■ Data extracts
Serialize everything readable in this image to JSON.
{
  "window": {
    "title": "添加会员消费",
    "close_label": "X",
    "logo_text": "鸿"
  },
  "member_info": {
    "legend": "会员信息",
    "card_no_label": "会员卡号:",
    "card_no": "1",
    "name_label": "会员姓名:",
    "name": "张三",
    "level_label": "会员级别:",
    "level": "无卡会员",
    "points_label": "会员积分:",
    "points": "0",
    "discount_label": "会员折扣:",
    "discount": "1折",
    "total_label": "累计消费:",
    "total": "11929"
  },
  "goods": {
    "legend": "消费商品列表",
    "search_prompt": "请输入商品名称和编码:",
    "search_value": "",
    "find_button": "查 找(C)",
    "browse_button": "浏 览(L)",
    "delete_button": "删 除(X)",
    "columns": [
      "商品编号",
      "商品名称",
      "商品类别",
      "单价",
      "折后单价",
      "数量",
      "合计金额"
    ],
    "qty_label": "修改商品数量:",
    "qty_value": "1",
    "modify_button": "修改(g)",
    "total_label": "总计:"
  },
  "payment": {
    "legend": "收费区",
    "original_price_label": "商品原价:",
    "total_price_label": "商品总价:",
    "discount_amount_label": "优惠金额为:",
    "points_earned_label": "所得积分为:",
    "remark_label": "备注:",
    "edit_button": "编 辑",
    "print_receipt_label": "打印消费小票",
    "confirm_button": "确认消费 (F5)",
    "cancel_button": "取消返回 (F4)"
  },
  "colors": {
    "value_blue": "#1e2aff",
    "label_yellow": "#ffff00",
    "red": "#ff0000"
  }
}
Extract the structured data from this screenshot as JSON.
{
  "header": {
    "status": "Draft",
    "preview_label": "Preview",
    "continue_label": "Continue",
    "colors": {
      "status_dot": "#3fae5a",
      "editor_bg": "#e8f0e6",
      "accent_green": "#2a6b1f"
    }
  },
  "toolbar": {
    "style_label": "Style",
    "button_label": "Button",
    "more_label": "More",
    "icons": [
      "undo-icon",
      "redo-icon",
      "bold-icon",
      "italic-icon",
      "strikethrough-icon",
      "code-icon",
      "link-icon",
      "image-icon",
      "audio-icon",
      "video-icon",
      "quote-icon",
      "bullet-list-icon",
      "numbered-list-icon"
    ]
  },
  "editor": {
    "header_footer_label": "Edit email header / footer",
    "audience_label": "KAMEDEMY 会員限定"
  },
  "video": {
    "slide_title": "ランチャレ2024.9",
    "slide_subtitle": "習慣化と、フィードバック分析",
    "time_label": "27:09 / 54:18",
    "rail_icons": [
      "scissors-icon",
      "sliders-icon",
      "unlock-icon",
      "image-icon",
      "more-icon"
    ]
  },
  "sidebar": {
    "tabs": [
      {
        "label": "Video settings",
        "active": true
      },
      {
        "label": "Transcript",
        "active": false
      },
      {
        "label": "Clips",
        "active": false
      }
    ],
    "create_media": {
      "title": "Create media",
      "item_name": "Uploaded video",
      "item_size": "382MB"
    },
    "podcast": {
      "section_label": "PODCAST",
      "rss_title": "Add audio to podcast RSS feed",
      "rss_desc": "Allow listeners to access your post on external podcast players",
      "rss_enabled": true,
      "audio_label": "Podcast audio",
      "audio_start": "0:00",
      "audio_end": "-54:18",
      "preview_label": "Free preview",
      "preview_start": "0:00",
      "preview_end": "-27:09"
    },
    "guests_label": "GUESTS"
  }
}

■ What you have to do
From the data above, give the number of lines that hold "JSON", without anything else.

■ Your solution
2